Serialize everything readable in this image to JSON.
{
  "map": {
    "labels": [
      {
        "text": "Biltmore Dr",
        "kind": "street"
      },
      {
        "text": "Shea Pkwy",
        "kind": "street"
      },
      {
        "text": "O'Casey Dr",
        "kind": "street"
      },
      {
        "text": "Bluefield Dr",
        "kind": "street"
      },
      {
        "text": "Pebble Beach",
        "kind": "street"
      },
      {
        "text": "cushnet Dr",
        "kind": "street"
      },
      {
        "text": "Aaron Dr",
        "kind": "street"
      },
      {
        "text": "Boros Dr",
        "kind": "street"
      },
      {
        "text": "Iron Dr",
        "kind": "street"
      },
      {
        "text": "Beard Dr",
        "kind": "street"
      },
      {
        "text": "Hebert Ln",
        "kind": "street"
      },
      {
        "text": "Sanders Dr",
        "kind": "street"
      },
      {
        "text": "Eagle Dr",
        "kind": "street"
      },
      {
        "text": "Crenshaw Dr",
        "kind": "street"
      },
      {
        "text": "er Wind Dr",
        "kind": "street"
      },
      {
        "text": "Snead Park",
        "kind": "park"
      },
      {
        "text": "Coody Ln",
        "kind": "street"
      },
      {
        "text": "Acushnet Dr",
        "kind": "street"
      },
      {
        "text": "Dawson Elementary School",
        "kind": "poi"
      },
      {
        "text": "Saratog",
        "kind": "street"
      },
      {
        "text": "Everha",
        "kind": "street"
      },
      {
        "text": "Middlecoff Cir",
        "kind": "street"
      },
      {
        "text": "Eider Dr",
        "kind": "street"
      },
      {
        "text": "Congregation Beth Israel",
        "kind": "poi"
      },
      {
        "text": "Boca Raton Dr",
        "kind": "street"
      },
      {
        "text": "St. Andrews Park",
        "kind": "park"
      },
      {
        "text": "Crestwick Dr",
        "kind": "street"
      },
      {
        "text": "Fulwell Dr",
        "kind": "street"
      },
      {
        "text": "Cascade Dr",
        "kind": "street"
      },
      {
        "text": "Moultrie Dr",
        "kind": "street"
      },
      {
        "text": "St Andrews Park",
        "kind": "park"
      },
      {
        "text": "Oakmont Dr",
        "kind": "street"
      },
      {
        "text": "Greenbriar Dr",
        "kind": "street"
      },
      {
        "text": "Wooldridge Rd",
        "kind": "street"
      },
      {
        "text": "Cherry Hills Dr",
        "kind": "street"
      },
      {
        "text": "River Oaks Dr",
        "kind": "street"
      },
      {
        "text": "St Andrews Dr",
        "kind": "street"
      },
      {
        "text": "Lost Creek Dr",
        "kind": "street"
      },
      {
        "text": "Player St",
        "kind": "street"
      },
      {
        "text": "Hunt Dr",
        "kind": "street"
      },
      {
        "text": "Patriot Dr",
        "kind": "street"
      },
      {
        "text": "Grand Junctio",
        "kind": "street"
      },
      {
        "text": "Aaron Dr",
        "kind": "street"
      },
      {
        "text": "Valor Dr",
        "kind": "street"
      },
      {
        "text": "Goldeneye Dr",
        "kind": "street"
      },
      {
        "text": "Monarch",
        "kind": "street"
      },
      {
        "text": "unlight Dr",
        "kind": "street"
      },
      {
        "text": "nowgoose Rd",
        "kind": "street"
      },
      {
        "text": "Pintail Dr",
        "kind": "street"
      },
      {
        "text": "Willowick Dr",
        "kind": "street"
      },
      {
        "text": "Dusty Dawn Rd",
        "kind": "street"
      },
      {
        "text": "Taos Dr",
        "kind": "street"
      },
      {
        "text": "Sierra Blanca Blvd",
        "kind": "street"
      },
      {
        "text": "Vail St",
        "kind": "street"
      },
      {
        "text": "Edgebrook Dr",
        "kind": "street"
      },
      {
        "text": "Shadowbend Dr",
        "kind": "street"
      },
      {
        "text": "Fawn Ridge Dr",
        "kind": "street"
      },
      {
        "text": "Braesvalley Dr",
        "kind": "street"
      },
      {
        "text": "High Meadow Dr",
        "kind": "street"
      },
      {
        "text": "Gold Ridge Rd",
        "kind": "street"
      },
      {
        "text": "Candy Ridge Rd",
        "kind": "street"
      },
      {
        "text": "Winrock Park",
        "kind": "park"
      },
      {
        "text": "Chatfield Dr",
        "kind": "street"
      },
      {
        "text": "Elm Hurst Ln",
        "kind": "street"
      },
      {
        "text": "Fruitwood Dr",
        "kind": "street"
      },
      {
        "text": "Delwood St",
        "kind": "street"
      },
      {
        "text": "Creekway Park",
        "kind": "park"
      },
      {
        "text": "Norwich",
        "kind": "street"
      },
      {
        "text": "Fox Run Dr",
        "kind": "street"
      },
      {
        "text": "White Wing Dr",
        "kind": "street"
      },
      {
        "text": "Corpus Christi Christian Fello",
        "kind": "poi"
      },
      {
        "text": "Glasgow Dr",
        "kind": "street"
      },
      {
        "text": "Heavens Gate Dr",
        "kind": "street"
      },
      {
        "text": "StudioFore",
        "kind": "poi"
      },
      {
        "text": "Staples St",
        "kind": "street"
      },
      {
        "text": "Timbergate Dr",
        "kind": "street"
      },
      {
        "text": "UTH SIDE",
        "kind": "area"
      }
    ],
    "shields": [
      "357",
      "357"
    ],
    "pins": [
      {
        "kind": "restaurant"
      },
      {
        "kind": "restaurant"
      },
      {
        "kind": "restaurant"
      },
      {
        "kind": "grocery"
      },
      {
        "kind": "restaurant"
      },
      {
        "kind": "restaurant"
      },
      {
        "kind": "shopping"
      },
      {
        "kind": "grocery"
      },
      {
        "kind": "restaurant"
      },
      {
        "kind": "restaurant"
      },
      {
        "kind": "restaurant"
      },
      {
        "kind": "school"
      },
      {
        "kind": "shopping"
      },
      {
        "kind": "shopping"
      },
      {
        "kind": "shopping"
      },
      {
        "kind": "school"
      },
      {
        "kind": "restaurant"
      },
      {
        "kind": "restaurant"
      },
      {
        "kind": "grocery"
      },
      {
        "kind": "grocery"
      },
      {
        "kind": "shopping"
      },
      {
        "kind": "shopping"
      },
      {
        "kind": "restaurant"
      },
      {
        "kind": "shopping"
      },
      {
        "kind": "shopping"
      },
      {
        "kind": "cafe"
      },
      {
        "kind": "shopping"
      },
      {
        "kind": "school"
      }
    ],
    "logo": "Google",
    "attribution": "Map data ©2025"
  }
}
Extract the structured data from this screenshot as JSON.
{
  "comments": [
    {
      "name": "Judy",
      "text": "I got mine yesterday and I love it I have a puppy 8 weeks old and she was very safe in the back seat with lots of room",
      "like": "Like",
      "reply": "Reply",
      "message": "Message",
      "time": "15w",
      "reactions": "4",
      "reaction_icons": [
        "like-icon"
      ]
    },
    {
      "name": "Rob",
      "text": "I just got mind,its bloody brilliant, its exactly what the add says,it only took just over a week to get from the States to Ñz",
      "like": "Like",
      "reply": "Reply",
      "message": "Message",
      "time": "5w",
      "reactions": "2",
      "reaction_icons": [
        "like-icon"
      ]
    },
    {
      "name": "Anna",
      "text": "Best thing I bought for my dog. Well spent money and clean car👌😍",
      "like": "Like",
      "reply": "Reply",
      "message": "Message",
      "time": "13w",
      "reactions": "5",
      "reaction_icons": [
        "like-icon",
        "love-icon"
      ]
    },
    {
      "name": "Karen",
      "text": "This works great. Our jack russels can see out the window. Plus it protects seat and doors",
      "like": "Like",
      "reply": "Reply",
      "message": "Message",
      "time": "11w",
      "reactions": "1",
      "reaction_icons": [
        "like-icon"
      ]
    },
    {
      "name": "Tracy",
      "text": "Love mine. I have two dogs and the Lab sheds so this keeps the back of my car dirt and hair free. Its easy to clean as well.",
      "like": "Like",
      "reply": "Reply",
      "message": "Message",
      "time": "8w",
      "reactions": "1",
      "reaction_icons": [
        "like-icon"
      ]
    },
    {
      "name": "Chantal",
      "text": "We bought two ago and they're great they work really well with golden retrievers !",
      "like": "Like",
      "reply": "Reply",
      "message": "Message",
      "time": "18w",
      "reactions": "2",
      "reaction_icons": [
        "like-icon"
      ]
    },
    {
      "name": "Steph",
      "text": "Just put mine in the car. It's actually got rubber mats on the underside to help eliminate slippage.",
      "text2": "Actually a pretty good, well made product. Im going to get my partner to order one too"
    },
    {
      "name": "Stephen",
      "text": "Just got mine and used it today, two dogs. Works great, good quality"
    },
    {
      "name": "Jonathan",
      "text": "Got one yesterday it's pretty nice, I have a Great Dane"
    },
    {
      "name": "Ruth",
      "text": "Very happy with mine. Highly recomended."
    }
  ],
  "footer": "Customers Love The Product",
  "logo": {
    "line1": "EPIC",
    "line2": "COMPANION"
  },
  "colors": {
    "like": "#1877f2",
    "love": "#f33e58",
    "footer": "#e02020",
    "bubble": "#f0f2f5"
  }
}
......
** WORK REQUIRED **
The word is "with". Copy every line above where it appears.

** SOLVED PROBLEM **
      "text": "I got mine yesterday and I love it I have a puppy 8 weeks old and she was very safe in the back seat with lots of room",
      "text": "We bought two ago and they're great they work really well with golden retrievers !",
      "text": "Very happy with mine. Highly recomended."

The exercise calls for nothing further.